Penn Central (Railroad) Co – An extreme example of a failure to recognize the warning signals of financial weakness.
Investors failed to recognize that the interest coverage ratio (1.9x) failed to meet the bottom threshold of 5x that Graham sets out. Investors ignored the fact that earnings per share were being published BEFORE special charges associated with an ill-conceived merger, and that AFTER these charges, the EPS was negative (the investors pushed the price upward anyways). Further, even after considering all the quantitative problems with the company, investors ignored the fact that use of railroads was going down and Penn Central was losing a greater share than its competitors.
Present-Day Comparison: Lucent Technologies vastly overpaying for Chromatis Networks
Moral: Always conduct a proper analysis! Failure to recognize warning signs will lead to inconsistent returns at best, major losses at worst.
Ling-Temco-Vought Inc – An extreme example of empire building.
James Ling started a company that began acquiring dozens of unrelated companies. These acquisitions were funded by LTV stock. The more acquisitions LTV made, the higher its stock went, which meant that LTV could afford more acquisitions. This was a house of cards that inevitably came crashing down.
Present-Day Comparison: Tyco International (Acquired 200 companies in 2000 alone!)

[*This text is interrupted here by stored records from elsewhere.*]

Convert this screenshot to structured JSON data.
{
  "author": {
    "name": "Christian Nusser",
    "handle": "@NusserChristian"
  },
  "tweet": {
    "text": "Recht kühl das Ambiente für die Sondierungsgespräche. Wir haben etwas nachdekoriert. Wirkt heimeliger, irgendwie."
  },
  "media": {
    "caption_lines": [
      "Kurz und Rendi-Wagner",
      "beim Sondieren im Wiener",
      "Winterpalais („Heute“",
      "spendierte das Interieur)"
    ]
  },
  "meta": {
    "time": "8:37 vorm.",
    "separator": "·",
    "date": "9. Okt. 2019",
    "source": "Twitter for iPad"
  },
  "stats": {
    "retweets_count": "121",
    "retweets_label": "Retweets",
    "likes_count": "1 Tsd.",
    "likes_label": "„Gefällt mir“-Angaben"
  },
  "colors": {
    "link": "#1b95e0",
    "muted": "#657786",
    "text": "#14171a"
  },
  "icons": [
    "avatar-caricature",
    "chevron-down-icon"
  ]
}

Moral: Unrelated acquisitions are often ill-conceived and lead to poor returns. Watch out for companies that appear to be empire building.

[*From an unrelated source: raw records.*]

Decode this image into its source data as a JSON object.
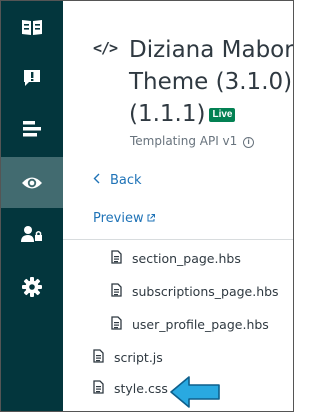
{
  "sidebar": {
    "items": [
      {
        "name": "guide-book-icon"
      },
      {
        "name": "alert-icon"
      },
      {
        "name": "layout-icon"
      },
      {
        "name": "eye-icon",
        "active": true
      },
      {
        "name": "user-lock-icon"
      },
      {
        "name": "gear-icon"
      }
    ]
  },
  "header": {
    "code_icon": "</>",
    "title_line1": "Diziana Mabor",
    "title_line2": "Theme (3.1.0)",
    "title_line3": "(1.1.1)",
    "badge": "Live",
    "subtitle": "Templating API v1",
    "info_icon": "i"
  },
  "nav": {
    "back_label": "Back",
    "preview_label": "Preview"
  },
  "files": {
    "templates": [
      "section_page.hbs",
      "subscriptions_page.hbs",
      "user_profile_page.hbs"
    ],
    "root": [
      "script.js",
      "style.css"
    ]
  },
  "colors": {
    "sidebar": "#03363d",
    "sidebar_active": "#426b70",
    "link": "#1f73b7",
    "badge": "#038153",
    "arrow": "#29a9e1"
  }
}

NVF Corp – An extreme example of a corporate acquisition of a company seven times its size, which led to huge debt. In doing so, the company employed accounting gimmicks with a series of undecipherable entries to make the company seem far more attractive than it is.
Present-Day Comparison: AOL-TimeWarner (AOL shareholders getting 55% of the newly merged firm, despite TimeWarner being 5x the size!)

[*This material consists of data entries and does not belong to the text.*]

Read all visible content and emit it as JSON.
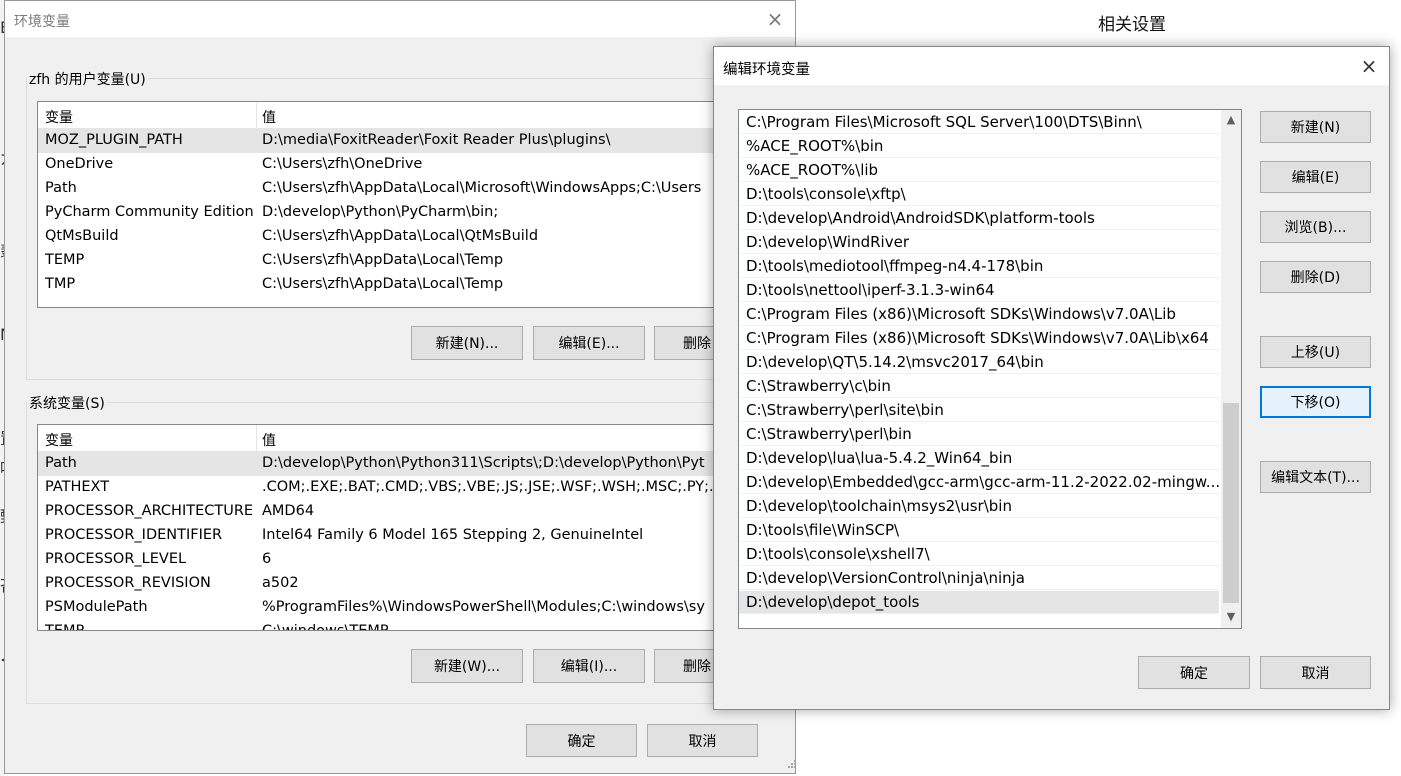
{
  "background": {
    "title": "相关设置",
    "fragments": [
      "E",
      "ガ",
      "〈",
      "翡",
      "N",
      "置",
      "啰",
      "甄",
      "吝",
      "<"
    ]
  },
  "env_dialog": {
    "title": "环境变量",
    "user_group": {
      "label": "zfh 的用户变量(U)",
      "columns": [
        "变量",
        "值"
      ],
      "rows": [
        {
          "name": "MOZ_PLUGIN_PATH",
          "value": "D:\\media\\FoxitReader\\Foxit Reader Plus\\plugins\\"
        },
        {
          "name": "OneDrive",
          "value": "C:\\Users\\zfh\\OneDrive"
        },
        {
          "name": "Path",
          "value": "C:\\Users\\zfh\\AppData\\Local\\Microsoft\\WindowsApps;C:\\Users"
        },
        {
          "name": "PyCharm Community Edition",
          "value": "D:\\develop\\Python\\PyCharm\\bin;"
        },
        {
          "name": "QtMsBuild",
          "value": "C:\\Users\\zfh\\AppData\\Local\\QtMsBuild"
        },
        {
          "name": "TEMP",
          "value": "C:\\Users\\zfh\\AppData\\Local\\Temp"
        },
        {
          "name": "TMP",
          "value": "C:\\Users\\zfh\\AppData\\Local\\Temp"
        }
      ],
      "buttons": {
        "new": "新建(N)...",
        "edit": "编辑(E)...",
        "delete": "删除"
      }
    },
    "system_group": {
      "label": "系统变量(S)",
      "columns": [
        "变量",
        "值"
      ],
      "rows": [
        {
          "name": "Path",
          "value": "D:\\develop\\Python\\Python311\\Scripts\\;D:\\develop\\Python\\Pyt"
        },
        {
          "name": "PATHEXT",
          "value": ".COM;.EXE;.BAT;.CMD;.VBS;.VBE;.JS;.JSE;.WSF;.WSH;.MSC;.PY;.PY"
        },
        {
          "name": "PROCESSOR_ARCHITECTURE",
          "value": "AMD64"
        },
        {
          "name": "PROCESSOR_IDENTIFIER",
          "value": "Intel64 Family 6 Model 165 Stepping 2, GenuineIntel"
        },
        {
          "name": "PROCESSOR_LEVEL",
          "value": "6"
        },
        {
          "name": "PROCESSOR_REVISION",
          "value": "a502"
        },
        {
          "name": "PSModulePath",
          "value": "%ProgramFiles%\\WindowsPowerShell\\Modules;C:\\windows\\sy"
        },
        {
          "name": "TEMP",
          "value": "C:\\windows\\TEMP"
        }
      ],
      "buttons": {
        "new": "新建(W)...",
        "edit": "编辑(I)...",
        "delete": "删除"
      }
    },
    "ok": "确定",
    "cancel": "取消"
  },
  "edit_dialog": {
    "title": "编辑环境变量",
    "paths": [
      "C:\\Program Files\\Microsoft SQL Server\\100\\DTS\\Binn\\",
      "%ACE_ROOT%\\bin",
      "%ACE_ROOT%\\lib",
      "D:\\tools\\console\\xftp\\",
      "D:\\develop\\Android\\AndroidSDK\\platform-tools",
      "D:\\develop\\WindRiver",
      "D:\\tools\\mediotool\\ffmpeg-n4.4-178\\bin",
      "D:\\tools\\nettool\\iperf-3.1.3-win64",
      "C:\\Program Files (x86)\\Microsoft SDKs\\Windows\\v7.0A\\Lib",
      "C:\\Program Files (x86)\\Microsoft SDKs\\Windows\\v7.0A\\Lib\\x64",
      "D:\\develop\\QT\\5.14.2\\msvc2017_64\\bin",
      "C:\\Strawberry\\c\\bin",
      "C:\\Strawberry\\perl\\site\\bin",
      "C:\\Strawberry\\perl\\bin",
      "D:\\develop\\lua\\lua-5.4.2_Win64_bin",
      "D:\\develop\\Embedded\\gcc-arm\\gcc-arm-11.2-2022.02-mingw...",
      "D:\\develop\\toolchain\\msys2\\usr\\bin",
      "D:\\tools\\file\\WinSCP\\",
      "D:\\tools\\console\\xshell7\\",
      "D:\\develop\\VersionControl\\ninja\\ninja",
      "D:\\develop\\depot_tools"
    ],
    "selected_index": 20,
    "scroll_up_glyph": "▲",
    "scroll_down_glyph": "▼",
    "buttons": {
      "new": "新建(N)",
      "edit": "编辑(E)",
      "browse": "浏览(B)...",
      "delete": "删除(D)",
      "move_up": "上移(U)",
      "move_down": "下移(O)",
      "edit_text": "编辑文本(T)..."
    },
    "ok": "确定",
    "cancel": "取消"
  },
  "icons": {
    "close": "×"
  },
  "colors": {
    "dialog_bg": "#f0f0f0",
    "focus_border": "#0078d7",
    "selection": "#e5e5e5"
  }
}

Moral: Be careful about companies that have taken on enormous amounts of debt to purchase larger companies. This may make the new entity unsustainable. Be extra careful when the subsequent financial statements are shady, as this is a good sign that management bit off more than it can chew and is now trying to hide its mistake.
AAA Enterprises – An extreme example of public stock financing of a small company.
The owner had begun franchising his business which only earned $61,000 before tax. He went public, selling at 115x earnings due to the franchising concept. Ultimately, it crashed.
Present-Day Comparison: eToys (went public, becoming valued at $7.8 billion on the first day, when it only had losses to show for itself. It was spending $2 for every $1 in sales!)
Moral: Don’t fall for ambitious plans for the future or other “hot issues.” Buy based on historical performance of the underlying company.